Hardly a day has passed since September hasn't thought about Fairyland and Ell and Saturday and the Green Wind. Sometimes she even wonders whether she imagined the whole thing, but it was all so very real because September's shadow is gone; she left it behind in Fairyland. But she's thirteen now, and so much time has passed and she begins to think she'll never make her way back, until one day she sees a rowboat floating across the fields behind her house. She knew this was her opportunity and hastened to follow them to wherever they were going. Upon her return, she realizes that Fairyland is quite different from when she left it several months ago and that September is not the only one missing her shadow now.
"...your light side isn't a perfectly pretty picture, either, I promise you. You couldn't dream without the dark. You couldn't rest... You need your dark side, because without it, you're half gone."
September was once again an incredible character: full of heart, strength, and loyalty. Realizing that the problems in Fairyland stemmed from her actions from her previous visit, she didn't hesitate for a second before starting her adventure to make things right. I loved the implications of the purpose of shadows and how their importance reaches far beyond their physical presence. Very mature topics that I see as being a fantastic 'learning opportunity' for children during a potential read-along with their parents. The writing is not just full of beautiful prose but manages to also have substantial meaning behind every word.
'She did not know yet how sometimes people keep parts of themselves hidden and secret, sometimes wicked and unkind parts, but often brave or wild or colorful parts, cunning or powerful or even marvelous, beautiful parts, just locked up away at the bottom of their hearts... all of those brave and wild and cunning and marvelous and beautiful parts they hid away and left in the dark to grow strange mushrooms--and yes, sometimes those wicked and unkind parts, too--end up in their shadow.'
The Girl Who Circumnavigated Fairyland was wonderful, original, and full of incredible prose and The Girl Who Fell Beneath Fairyland doesn't disappoint.
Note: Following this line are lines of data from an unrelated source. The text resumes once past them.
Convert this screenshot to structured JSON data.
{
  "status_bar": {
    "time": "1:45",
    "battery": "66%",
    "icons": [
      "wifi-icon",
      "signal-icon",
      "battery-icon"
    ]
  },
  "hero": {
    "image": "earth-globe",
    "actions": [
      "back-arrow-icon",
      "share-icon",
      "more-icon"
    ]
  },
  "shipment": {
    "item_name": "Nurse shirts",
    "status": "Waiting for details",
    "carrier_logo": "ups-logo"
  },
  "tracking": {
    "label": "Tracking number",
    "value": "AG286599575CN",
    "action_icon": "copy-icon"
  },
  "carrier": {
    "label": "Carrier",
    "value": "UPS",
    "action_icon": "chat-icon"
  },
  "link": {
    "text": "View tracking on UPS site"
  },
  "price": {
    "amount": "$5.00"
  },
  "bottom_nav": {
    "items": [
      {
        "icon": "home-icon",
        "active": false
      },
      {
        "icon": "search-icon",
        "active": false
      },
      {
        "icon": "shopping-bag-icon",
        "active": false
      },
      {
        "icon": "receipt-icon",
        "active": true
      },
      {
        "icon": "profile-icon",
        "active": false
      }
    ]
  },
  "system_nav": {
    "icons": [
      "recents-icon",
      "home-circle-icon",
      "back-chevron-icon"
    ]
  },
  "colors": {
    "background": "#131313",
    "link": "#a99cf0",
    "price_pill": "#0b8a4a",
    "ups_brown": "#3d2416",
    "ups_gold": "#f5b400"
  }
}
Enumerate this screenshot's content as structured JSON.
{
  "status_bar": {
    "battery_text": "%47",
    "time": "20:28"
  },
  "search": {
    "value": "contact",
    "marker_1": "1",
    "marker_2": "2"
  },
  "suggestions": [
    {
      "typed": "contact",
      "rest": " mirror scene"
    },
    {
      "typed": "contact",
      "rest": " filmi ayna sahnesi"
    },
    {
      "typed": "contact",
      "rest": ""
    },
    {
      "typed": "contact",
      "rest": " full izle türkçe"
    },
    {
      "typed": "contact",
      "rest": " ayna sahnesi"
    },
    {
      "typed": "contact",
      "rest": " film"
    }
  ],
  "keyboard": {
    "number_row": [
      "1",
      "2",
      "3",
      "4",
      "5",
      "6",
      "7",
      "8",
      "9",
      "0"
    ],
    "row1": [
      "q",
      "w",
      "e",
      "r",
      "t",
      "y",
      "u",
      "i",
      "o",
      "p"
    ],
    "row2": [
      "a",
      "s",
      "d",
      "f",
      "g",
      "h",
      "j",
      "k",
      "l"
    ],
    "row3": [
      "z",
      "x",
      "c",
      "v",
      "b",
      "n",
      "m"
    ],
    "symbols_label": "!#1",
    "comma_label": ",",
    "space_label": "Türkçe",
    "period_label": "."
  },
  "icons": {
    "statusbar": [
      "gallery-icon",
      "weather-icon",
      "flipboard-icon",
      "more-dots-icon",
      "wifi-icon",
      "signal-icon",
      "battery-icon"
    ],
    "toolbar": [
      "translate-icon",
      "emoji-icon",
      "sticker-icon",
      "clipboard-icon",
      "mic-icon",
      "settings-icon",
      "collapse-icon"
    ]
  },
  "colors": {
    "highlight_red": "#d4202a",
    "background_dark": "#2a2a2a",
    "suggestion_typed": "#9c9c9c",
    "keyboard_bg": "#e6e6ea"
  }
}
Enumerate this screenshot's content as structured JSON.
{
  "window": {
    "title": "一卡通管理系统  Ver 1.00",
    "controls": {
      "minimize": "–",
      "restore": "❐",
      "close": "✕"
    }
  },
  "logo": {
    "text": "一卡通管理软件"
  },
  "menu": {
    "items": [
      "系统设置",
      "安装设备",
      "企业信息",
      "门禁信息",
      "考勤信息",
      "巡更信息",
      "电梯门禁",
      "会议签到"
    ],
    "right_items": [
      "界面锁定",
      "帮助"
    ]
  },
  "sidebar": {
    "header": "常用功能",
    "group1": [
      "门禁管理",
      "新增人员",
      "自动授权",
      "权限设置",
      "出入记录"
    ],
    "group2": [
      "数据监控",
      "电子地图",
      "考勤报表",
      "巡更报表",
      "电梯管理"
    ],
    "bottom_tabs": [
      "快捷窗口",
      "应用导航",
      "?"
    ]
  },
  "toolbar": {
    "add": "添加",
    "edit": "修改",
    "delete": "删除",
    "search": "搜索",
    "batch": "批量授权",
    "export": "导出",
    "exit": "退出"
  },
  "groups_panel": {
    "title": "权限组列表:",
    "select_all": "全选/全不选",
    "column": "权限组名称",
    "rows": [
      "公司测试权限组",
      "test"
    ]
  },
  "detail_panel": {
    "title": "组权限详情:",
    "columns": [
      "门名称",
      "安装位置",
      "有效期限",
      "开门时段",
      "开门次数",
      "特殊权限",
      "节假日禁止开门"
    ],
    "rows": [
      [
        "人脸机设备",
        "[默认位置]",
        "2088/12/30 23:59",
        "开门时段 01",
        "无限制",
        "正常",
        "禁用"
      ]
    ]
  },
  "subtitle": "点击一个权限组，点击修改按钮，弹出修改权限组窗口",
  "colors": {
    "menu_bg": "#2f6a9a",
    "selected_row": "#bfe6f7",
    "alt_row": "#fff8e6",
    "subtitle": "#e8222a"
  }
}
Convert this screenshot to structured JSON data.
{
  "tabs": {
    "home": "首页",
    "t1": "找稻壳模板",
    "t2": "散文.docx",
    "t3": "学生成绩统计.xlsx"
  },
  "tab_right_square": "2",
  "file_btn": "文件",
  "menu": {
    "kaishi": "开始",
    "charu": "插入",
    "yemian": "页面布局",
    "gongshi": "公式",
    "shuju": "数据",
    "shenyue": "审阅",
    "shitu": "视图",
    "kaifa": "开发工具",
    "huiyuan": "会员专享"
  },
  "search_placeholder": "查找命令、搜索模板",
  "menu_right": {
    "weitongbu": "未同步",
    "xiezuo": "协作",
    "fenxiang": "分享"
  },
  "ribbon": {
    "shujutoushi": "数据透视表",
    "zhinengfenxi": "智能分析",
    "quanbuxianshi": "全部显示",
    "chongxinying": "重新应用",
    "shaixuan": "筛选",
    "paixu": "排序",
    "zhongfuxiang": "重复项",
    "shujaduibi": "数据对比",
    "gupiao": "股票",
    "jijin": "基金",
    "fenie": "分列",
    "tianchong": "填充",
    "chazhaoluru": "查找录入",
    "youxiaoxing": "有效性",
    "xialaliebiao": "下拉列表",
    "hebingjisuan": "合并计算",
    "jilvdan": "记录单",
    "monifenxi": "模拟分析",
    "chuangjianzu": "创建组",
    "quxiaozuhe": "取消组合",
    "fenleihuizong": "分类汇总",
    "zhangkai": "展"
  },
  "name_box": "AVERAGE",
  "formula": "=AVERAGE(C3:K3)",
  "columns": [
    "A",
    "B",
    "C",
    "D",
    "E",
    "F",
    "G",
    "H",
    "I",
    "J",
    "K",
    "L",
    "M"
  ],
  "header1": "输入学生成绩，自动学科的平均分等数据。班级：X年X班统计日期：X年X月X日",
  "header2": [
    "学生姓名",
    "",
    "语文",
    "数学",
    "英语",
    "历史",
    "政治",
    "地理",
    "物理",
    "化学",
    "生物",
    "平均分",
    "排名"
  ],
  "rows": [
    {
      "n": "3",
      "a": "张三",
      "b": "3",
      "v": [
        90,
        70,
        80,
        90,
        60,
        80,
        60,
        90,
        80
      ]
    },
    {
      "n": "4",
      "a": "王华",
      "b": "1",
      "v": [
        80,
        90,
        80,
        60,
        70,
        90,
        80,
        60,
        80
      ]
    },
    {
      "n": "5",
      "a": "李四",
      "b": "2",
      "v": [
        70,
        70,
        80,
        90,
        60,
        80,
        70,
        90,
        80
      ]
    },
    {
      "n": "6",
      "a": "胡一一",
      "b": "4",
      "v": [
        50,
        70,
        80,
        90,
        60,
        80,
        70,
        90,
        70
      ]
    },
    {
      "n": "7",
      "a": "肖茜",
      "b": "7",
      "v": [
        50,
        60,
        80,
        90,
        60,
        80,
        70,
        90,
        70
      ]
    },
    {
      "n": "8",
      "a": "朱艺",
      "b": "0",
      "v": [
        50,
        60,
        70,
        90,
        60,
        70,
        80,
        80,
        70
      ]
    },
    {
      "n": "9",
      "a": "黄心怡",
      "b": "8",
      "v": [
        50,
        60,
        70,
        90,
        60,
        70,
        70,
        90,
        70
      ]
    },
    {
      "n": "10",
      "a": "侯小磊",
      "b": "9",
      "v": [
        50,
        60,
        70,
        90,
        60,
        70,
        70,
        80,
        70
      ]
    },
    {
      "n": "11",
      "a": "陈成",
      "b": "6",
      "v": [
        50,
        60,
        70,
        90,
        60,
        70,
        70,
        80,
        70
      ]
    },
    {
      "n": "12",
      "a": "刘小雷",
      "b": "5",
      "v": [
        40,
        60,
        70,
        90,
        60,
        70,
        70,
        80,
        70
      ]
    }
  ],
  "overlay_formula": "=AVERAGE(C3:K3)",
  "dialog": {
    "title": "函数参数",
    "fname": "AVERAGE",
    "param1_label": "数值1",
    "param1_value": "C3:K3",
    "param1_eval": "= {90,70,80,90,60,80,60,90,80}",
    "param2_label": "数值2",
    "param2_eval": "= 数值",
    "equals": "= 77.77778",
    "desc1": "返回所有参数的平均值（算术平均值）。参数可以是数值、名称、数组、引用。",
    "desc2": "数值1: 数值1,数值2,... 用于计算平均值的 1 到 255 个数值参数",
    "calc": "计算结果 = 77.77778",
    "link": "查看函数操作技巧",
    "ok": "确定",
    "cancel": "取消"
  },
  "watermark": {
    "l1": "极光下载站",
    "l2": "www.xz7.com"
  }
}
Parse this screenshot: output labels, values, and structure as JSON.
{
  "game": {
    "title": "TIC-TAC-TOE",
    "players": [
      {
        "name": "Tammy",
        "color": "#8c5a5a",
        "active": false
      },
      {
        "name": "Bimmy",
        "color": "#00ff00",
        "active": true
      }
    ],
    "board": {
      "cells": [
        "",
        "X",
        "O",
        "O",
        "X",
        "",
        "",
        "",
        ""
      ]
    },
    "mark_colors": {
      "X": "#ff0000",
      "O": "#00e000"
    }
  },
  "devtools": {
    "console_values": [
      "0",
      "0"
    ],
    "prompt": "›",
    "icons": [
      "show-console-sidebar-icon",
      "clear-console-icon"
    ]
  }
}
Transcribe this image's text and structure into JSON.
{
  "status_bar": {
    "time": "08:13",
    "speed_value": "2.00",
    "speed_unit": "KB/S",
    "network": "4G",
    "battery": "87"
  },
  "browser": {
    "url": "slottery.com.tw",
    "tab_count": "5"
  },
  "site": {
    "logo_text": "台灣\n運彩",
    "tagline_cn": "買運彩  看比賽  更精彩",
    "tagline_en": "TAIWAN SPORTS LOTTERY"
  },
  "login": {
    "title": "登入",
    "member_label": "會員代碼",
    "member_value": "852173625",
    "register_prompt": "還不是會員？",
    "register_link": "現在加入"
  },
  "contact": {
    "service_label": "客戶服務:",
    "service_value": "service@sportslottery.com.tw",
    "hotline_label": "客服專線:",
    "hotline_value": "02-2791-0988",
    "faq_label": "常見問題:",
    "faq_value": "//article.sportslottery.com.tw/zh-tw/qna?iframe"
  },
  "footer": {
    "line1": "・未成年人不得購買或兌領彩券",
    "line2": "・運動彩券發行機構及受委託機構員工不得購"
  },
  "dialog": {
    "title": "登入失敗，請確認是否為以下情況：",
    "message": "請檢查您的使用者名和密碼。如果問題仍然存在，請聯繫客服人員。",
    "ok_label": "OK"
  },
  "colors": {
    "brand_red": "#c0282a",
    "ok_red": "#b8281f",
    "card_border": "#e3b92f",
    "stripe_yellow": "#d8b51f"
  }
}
If anything, the second installment is even more brilliant. The Girl Who Fell Beneath Fairyland will be well received by children but I so love that it's equally (if not more so) able to be enjoyed by adults. Catherynne M. Valente has definitely done it again; full of adventure mixed with a new take on old-world fairytales.